West Midlands Combined Authority has used £5 million of national funding to commission digital retraining bootcamps for adults, working with over 20 specialist training providers.
The rapid growth of digital investment into the West Midlands is a major opportunity, but has highlighted the shortage in job-ready skills. The Combined Authority has used £5 million of national funding to commission digital retraining bootcamps for adults, working with over 20 specialist training providers, such as Tech Talent. This has created a bridge into digital jobs for unemployed local residents and career changers. The pilot has supported over 1,500 learners to join bootcamp programmes, with over 65 per cent attaining positive outcomes.
The high demand for digital talent has encouraged employers to be more flexible in their recruitment, creating opportunities for local residents to retrain and access well paid careers.
In responding to major local employers, including BT, Goldman Sachs and CapGemini, the West Midlands has developed a bootcamp training model that meets entry level requirements of employers and creates a basis for in-work training and progression. This format is attractive to businesses under pressure to fill vacancies, but also ensures accessibility for target communities. The programme aims to have 60 per cent unemployed clients and has a focus on women and BAME communities, refugees and carers, that are supported by wraparound individual and employment advice into work.
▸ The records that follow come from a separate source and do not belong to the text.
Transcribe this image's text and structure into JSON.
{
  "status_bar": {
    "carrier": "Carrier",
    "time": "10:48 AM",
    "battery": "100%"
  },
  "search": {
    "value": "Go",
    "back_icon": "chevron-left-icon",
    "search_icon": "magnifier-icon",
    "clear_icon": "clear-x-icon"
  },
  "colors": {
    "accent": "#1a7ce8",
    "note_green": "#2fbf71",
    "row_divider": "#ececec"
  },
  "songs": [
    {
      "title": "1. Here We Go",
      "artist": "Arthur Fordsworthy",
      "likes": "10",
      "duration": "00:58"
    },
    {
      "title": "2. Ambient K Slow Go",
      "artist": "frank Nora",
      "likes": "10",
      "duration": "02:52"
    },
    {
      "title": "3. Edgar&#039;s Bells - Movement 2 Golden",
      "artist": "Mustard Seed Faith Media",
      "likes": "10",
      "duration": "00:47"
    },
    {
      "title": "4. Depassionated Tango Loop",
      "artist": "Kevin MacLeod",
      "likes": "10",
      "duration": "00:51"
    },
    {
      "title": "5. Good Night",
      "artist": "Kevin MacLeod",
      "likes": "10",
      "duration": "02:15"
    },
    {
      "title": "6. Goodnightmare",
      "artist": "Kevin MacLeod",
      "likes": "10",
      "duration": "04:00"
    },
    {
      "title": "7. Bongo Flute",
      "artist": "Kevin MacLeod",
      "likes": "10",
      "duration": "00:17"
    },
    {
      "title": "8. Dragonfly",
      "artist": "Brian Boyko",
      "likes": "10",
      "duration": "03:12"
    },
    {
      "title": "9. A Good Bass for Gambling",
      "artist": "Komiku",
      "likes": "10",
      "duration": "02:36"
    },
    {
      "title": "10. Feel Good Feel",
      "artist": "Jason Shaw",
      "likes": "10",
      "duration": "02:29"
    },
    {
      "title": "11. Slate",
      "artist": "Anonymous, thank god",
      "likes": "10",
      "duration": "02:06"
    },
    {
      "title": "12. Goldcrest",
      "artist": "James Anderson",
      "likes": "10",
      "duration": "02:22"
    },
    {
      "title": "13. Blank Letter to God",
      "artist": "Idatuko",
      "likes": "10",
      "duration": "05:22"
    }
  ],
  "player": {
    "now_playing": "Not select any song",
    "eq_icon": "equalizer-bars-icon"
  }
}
Around 55 per cent of the digital bootcamp learners have been female.
Employers can’t wait four years for digital graduates, they need work ready skills now and are interested in career changers that bring a diverse experience of work.
The model has demonstrated the feasibility of training pathways into technical roles in the digital sector without computer science degrees, broadening the potential pool of recruits. It has clearly shown the effectiveness of working with employers to co-design training to address specific skills gaps. Building on the success of the programme, the Combined Authority is using its AEB flexibility to allocate a further £21 million over the next three years into digital bootcamps.
This investment provides stability of funding and builds employer confidence in the bootcamp model as a primary means of recruitment. While bootcamps are not appropriate to all circumstances, they offer an effective method of meeting the specific recruitment needs of employers and bridging skills gap for local residents. WMCA and partners intend to use locally commissioned bootcamp model for major new investments, such as the planned West Midlands Gigafactory.